*** Opening TASK INPUTS ***
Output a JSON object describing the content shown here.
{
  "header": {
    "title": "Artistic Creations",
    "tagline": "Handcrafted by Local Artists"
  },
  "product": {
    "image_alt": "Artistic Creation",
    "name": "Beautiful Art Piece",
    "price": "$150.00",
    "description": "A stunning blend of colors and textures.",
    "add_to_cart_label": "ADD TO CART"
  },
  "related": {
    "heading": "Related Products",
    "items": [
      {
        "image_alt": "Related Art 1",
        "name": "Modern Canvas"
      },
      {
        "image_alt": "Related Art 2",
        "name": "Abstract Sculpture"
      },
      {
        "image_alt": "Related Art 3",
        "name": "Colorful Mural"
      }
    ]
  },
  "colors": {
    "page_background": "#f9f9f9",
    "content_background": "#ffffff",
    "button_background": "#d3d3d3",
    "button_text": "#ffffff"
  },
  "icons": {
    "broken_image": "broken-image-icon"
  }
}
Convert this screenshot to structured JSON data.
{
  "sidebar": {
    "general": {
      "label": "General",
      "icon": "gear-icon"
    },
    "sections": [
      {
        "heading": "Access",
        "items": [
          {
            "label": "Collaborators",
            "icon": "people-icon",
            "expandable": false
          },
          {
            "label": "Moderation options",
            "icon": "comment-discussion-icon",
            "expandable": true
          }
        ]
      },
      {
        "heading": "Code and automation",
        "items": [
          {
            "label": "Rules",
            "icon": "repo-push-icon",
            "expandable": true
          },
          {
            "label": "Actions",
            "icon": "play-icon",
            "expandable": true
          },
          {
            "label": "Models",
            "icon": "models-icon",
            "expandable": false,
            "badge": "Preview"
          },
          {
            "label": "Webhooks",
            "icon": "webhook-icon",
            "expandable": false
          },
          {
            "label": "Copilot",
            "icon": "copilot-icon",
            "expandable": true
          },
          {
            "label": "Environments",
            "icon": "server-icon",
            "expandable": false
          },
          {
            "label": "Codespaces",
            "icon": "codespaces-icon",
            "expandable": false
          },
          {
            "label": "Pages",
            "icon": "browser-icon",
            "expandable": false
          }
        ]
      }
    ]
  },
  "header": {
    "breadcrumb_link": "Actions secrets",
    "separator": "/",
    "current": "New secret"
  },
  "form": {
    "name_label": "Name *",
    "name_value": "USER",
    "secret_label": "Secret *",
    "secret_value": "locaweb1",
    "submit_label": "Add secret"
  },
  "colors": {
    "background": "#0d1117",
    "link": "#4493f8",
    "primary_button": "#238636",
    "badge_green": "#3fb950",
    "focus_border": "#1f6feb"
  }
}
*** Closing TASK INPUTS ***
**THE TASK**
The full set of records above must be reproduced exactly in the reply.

**ANSWER BELOW**
Output a JSON object describing the content shown here.
{
  "header": {
    "title": "Artistic Creations",
    "tagline": "Handcrafted by Local Artists"
  },
  "product": {
    "image_alt": "Artistic Creation",
    "name": "Beautiful Art Piece",
    "price": "$150.00",
    "description": "A stunning blend of colors and textures.",
    "add_to_cart_label": "ADD TO CART"
  },
  "related": {
    "heading": "Related Products",
    "items": [
      {
        "image_alt": "Related Art 1",
        "name": "Modern Canvas"
      },
      {
        "image_alt": "Related Art 2",
        "name": "Abstract Sculpture"
      },
      {
        "image_alt": "Related Art 3",
        "name": "Colorful Mural"
      }
    ]
  },
  "colors": {
    "page_background": "#f9f9f9",
    "content_background": "#ffffff",
    "button_background": "#d3d3d3",
    "button_text": "#ffffff"
  },
  "icons": {
    "broken_image": "broken-image-icon"
  }
}
Convert this screenshot to structured JSON data.
{
  "sidebar": {
    "general": {
      "label": "General",
      "icon": "gear-icon"
    },
    "sections": [
      {
        "heading": "Access",
        "items": [
          {
            "label": "Collaborators",
            "icon": "people-icon",
            "expandable": false
          },
          {
            "label": "Moderation options",
            "icon": "comment-discussion-icon",
            "expandable": true
          }
        ]
      },
      {
        "heading": "Code and automation",
        "items": [
          {
            "label": "Rules",
            "icon": "repo-push-icon",
            "expandable": true
          },
          {
            "label": "Actions",
            "icon": "play-icon",
            "expandable": true
          },
          {
            "label": "Models",
            "icon": "models-icon",
            "expandable": false,
            "badge": "Preview"
          },
          {
            "label": "Webhooks",
            "icon": "webhook-icon",
            "expandable": false
          },
          {
            "label": "Copilot",
            "icon": "copilot-icon",
            "expandable": true
          },
          {
            "label": "Environments",
            "icon": "server-icon",
            "expandable": false
          },
          {
            "label": "Codespaces",
            "icon": "codespaces-icon",
            "expandable": false
          },
          {
            "label": "Pages",
            "icon": "browser-icon",
            "expandable": false
          }
        ]
      }
    ]
  },
  "header": {
    "breadcrumb_link": "Actions secrets",
    "separator": "/",
    "current": "New secret"
  },
  "form": {
    "name_label": "Name *",
    "name_value": "USER",
    "secret_label": "Secret *",
    "secret_value": "locaweb1",
    "submit_label": "Add secret"
  },
  "colors": {
    "background": "#0d1117",
    "link": "#4493f8",
    "primary_button": "#238636",
    "badge_green": "#3fb950",
    "focus_border": "#1f6feb"
  }
}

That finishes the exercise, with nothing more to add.